And as was the case for their predictions for workforce automation in general, workers in government, education and nonprofit sectors are a bit more confident than those in the private sector that their jobs will exist in their current forms 50 years from now: 86% of these workers expect that this will be the case (including 42% who indicate that their current jobs will “definitely” exist), compared with 79% of those who work for a large corporation, medium-sized company or small business.
Along with these differences based on place of employment, workers’ views on this subject also differ somewhat based on the type of work they currently do. For instance, 41% of workers whose jobs involve mostly manual or physical labor expect that their current jobs will “definitely” exist in their current forms in 50 years, as do 34% of those who describe their current occupations as “professional.” By contrast, just 23% of those who currently work in a managerial or executive role expect that their current jobs will exist unchanged for the next five decades. But overall, a substantial majority of workers across a range of categories express confidence in the long-term staying power of their current jobs or professions.
One-in-ten workers are concerned about losing their current jobs due to workforce automation, but competition from lower-paid human workers and broader industry trends pose a more immediate worry
Many Americans expect workforce automation to become much more prominent over the coming half-century, but relatively few of today’s workers see computers and robots as an imminent threat to their job prospects at the moment.
When asked about a number of issues that might cause them to lose their current jobs, just 11% of workers are at least somewhat concerned that they might lose their jobs because their employer replaces human workers with machines or computer programs.
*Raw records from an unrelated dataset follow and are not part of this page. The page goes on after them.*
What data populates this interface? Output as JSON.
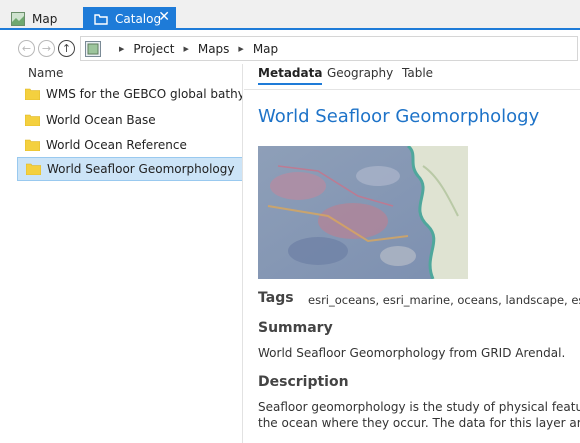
{
  "tabs": [
    {
      "label": "Map",
      "icon": "map-icon",
      "active": false
    },
    {
      "label": "Catalog",
      "icon": "catalog-icon",
      "active": true
    }
  ],
  "colors": {
    "accent": "#1e7bd8",
    "selected_row": "#cce4f7",
    "title": "#1e73c8",
    "folder": "#f4d03f"
  },
  "breadcrumb": [
    "Project",
    "Maps",
    "Map"
  ],
  "tree": {
    "column_header": "Name",
    "items": [
      {
        "label": "WMS for the GEBCO global bathymetric grid",
        "selected": false
      },
      {
        "label": "World Ocean Base",
        "selected": false
      },
      {
        "label": "World Ocean Reference",
        "selected": false
      },
      {
        "label": "World Seafloor Geomorphology",
        "selected": true
      }
    ]
  },
  "metadata": {
    "subtabs": [
      "Metadata",
      "Geography",
      "Table"
    ],
    "title": "World Seafloor Geomorphology",
    "tags_label": "Tags",
    "tags_value": "esri_oceans, esri_marine, oceans, landscape, esri",
    "summary_label": "Summary",
    "summary_text": "World Seafloor Geomorphology from GRID Arendal.",
    "description_label": "Description",
    "description_line1": "Seafloor geomorphology is the study of physical features",
    "description_line2": "the ocean where they occur. The data for this layer are"
  }
}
On the other hand, roughly one-in-five express concern that they might lose their jobs because their employer finds other (human) workers to perform their jobs for less money or because their overall industry workforce is shrinking. The most prominent concern is poor management by their own employer, albeit by a narrow margin, among the five evaluated in this survey:
- 26% of workers are concerned that they might lose their current jobs because the company they work for is poorly managed.
- 22% are concerned about losing their jobs because their overall industry is shrinking.
- 20% are concerned that their employer might find someone who is willing to do their jobs for less money.
- 13% are concerned that they won’t be able to keep up with the technical skills needed to stay competitive in their jobs.
- 11% are concerned that their employer might use machines or computer programs to replace human workers.
Workers whose jobs involve primarily manual or physical labor2 express heightened concern about all of these potential employment threats, especially when it comes to replacement by robots or other machines. Fully 17% of these workers are at least somewhat concerned about the threat from workforce automation, with 11% indicating that they are “very concerned.” By contrast, just 5% of workers whose jobs do not involve manual labor express some level of concern about the threat of workforce automation.
- Throughout this report, the phrase “workers” refers to anyone who reported they were currently employed on a full- or part-time basis at the time of this survey. ↩
- These workers include those who answered “yes” to the following question: “Would you say that the type of work you do primarily involves manual and physical labor, or not?” ↩